Milk Consumption Patterns of Children from Dairy and Non-Dairy Households in Nakuru County, Kenya (Published)
Consumption of milk by children below five years has been on the decline especially in developing countries. This is despite it being a rich source of proteins and containing all the essential amino acids and other nutrients. The aim of this study was to establish the milk consumption patterns of children (24-59 months) from dairy and non-dairy households from peri-urban (Bahati) and rural (Olenguruone) areas in Nakuru County. A cross-sectional study was conducted in the households using semi-structured questionnaires. A multi stage cluster sampling was applied and 216 households with primary caregivers and at least one child aged 24-59 months randomly settled. Chi-square and T-tests were used to compare differences between means of dairy and non-dairy households in peri-urban/ rural areas. Multiple linear regression tests were performed to determine the relationship between socio-economic characteristics, child dietary diversity and milk consumption of children at α=0.05 level of significance. Findings indicated that milk tea was the common form of milk consumed in all households (DHs, NDHs) in both peri-urban and rural areas. The prevalence of milk consumption among children based on data from the food groups was (57.4% in DHs vs 40.3% in NDHs) in peri-urban while in the rural area 80.3% (DHs) and 72.2% (NDHs) of the children had consumed milk in the previous day. The rate at which the children consumed milk however did not translate to the actual amounts which were low. Children’s mean intake of milk was 285.5±214.6 mls in DHs and 222.3±90.6 mls in NDHs while in peri-urban and rural areas the mean intake was 215.7±85.6 mls and 292.4 ± 216.6 mls respectively. This was far below the WHO minimum recommended intake of 500mls per day. Children’s mean intakes of milk were significantly different among the DHs vs NDHs (0.005) and peri-urban vs rural areas (0.001). The linear regression model revealed that having a dairy cow increased the daily milk intake by children.
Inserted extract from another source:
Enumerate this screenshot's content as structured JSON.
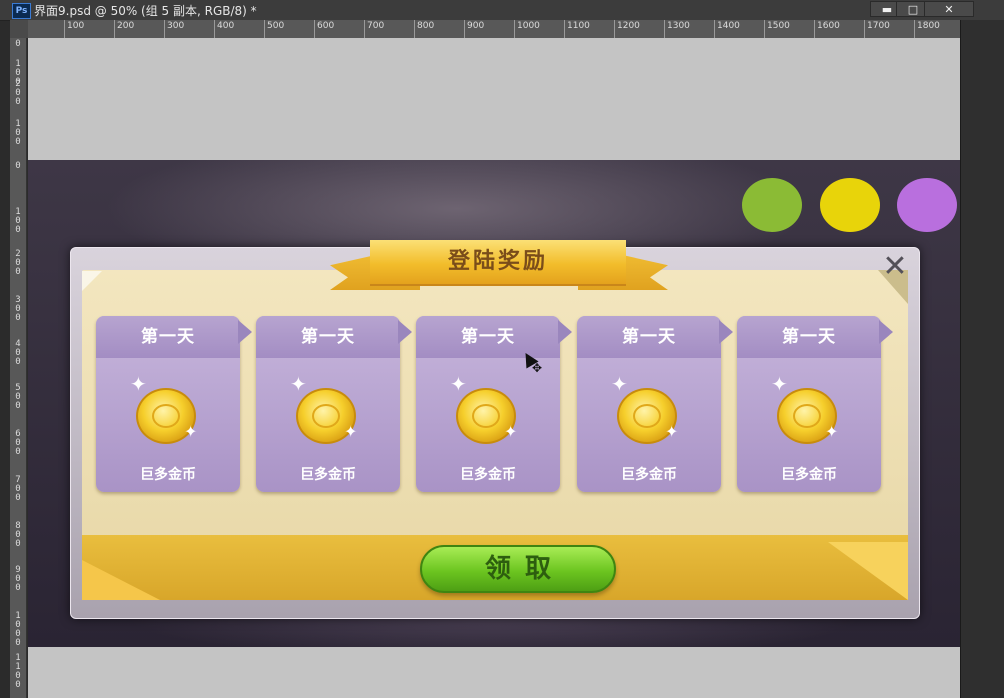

Based on the study findings there is need for nutrition interventions that would promote consumption of milk in children.